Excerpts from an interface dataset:
● ● ● ●

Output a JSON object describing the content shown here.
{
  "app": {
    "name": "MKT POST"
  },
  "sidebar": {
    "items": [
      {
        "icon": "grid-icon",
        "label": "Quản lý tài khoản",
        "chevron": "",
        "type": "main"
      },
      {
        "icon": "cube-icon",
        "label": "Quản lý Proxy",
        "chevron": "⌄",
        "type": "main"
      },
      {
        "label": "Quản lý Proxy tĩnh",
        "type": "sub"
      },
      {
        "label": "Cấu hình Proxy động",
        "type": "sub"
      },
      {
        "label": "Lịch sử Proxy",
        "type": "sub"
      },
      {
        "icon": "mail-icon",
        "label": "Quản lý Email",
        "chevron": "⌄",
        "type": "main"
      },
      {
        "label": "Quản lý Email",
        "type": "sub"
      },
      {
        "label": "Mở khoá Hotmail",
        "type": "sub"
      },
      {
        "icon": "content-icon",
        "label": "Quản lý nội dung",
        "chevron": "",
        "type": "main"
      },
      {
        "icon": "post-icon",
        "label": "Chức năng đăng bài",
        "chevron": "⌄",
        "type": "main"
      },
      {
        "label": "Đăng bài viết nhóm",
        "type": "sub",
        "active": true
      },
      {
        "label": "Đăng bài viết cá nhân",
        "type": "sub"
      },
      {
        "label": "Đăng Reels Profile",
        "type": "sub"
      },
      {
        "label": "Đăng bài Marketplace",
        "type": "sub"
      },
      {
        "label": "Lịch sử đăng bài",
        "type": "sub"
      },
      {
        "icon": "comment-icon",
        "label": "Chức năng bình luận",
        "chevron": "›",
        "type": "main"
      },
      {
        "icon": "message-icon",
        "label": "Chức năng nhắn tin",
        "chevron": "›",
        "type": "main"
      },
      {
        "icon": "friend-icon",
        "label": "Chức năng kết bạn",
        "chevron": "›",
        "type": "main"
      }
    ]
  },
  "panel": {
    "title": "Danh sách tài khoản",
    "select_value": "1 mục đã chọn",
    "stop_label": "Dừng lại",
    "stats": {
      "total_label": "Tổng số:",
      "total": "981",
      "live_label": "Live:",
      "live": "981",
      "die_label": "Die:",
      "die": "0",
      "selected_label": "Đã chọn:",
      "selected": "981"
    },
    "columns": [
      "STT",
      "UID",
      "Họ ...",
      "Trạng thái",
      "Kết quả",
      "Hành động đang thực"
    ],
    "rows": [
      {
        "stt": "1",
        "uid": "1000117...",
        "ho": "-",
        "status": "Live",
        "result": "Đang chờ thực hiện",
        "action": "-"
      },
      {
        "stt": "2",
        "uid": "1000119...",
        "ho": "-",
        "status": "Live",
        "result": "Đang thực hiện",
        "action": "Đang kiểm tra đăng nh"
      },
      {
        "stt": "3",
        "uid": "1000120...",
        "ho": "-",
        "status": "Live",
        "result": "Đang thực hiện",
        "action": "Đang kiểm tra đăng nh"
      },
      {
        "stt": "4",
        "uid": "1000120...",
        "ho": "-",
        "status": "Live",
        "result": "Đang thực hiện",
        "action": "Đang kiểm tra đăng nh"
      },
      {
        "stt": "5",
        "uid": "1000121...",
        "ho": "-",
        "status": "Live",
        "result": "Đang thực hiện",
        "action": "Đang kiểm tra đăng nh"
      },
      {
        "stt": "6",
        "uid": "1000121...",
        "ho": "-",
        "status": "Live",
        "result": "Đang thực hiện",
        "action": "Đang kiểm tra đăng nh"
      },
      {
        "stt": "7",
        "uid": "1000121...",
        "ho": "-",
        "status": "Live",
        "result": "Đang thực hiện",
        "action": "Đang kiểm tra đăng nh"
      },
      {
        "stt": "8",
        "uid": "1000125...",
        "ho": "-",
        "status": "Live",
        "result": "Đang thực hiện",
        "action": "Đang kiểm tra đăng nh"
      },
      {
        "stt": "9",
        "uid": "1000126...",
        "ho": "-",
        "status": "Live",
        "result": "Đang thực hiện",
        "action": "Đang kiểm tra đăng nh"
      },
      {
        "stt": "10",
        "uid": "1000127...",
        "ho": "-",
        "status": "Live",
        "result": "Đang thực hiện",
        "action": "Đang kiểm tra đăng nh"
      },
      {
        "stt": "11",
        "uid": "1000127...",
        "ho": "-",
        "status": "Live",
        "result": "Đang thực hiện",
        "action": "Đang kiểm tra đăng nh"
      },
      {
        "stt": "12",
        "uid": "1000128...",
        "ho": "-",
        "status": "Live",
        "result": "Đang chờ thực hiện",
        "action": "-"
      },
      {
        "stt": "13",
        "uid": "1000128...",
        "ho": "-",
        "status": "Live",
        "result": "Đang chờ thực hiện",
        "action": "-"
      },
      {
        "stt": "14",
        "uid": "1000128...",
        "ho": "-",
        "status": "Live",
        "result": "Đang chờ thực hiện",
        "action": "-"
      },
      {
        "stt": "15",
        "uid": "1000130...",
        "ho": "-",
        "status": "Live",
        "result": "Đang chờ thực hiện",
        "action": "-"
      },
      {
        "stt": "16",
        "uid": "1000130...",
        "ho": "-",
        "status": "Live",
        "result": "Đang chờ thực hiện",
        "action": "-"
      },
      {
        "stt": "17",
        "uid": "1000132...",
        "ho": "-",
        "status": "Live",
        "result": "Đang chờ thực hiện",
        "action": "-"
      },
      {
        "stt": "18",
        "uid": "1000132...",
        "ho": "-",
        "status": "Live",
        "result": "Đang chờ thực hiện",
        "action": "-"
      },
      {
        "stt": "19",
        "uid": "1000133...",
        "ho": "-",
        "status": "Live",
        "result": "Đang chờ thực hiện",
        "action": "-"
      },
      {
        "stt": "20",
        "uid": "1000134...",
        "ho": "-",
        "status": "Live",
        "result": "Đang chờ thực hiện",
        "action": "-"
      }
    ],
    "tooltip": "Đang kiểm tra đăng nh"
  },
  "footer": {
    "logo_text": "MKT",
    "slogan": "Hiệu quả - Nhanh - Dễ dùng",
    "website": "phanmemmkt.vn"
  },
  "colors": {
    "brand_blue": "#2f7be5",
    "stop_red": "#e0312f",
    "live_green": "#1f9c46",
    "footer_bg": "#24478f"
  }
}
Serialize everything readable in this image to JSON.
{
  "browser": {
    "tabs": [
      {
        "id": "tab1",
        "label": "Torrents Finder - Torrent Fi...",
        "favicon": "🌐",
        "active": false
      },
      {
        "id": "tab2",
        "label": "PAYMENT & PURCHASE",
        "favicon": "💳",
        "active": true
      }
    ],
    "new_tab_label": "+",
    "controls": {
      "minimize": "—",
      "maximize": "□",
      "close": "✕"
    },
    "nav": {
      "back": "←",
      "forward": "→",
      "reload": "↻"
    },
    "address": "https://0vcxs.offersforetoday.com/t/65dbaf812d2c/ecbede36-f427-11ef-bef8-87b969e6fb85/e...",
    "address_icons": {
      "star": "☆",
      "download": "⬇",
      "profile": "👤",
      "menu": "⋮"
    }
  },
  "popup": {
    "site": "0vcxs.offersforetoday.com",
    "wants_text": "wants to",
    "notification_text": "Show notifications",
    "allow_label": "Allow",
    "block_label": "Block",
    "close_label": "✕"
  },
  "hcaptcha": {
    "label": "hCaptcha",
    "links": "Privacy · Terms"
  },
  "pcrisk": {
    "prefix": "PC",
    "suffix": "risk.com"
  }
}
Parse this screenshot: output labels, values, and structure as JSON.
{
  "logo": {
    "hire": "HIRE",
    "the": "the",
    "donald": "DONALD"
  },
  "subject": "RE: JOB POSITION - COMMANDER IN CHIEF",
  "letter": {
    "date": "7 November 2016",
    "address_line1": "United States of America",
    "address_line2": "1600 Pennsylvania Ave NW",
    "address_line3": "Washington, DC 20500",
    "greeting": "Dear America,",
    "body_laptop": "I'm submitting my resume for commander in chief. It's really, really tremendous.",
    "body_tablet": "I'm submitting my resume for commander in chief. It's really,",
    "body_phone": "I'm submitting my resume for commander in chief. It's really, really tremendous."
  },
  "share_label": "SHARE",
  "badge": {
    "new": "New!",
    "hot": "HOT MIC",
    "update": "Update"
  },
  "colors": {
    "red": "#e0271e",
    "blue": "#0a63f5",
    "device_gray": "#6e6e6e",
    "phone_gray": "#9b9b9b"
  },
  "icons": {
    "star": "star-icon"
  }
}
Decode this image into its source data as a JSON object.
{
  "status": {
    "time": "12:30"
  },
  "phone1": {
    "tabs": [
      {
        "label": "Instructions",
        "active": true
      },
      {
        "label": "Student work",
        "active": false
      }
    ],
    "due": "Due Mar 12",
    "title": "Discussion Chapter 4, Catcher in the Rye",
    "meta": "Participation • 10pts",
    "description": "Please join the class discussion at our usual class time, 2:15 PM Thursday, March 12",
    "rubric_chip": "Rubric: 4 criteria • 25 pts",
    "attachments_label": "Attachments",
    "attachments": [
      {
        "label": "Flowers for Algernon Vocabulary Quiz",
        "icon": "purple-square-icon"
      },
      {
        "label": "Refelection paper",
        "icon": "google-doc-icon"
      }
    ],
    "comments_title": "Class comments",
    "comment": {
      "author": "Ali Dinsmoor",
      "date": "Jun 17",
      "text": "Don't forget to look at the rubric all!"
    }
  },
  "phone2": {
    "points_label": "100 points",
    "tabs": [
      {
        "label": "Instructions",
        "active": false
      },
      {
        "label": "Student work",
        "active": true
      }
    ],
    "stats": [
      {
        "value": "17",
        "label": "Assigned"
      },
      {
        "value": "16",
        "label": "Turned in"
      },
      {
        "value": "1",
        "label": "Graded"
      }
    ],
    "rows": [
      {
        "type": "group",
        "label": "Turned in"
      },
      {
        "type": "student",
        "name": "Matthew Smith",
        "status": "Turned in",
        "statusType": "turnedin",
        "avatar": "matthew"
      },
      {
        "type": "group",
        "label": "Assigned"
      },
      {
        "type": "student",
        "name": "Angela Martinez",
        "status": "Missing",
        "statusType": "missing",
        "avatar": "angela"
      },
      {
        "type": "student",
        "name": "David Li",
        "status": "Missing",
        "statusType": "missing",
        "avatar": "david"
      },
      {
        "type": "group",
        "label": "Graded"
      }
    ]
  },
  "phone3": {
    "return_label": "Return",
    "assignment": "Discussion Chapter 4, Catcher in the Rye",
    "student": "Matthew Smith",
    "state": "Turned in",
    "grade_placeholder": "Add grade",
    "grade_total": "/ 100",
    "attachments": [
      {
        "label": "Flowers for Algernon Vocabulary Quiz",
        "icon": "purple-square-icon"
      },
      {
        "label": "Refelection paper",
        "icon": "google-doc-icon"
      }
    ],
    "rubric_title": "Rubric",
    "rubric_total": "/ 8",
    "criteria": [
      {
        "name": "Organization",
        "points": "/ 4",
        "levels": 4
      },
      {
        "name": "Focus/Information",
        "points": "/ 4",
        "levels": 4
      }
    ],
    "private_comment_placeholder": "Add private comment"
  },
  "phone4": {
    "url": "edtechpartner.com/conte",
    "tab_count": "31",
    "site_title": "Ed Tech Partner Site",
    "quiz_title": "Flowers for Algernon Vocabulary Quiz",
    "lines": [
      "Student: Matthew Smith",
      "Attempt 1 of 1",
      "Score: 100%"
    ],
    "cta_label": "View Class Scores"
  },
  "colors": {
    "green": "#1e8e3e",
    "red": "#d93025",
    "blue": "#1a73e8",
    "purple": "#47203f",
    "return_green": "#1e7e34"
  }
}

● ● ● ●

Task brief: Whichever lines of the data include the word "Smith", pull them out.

Task result:
        "name": "Matthew Smith",
    "student": "Matthew Smith",
      "Student: Matthew Smith",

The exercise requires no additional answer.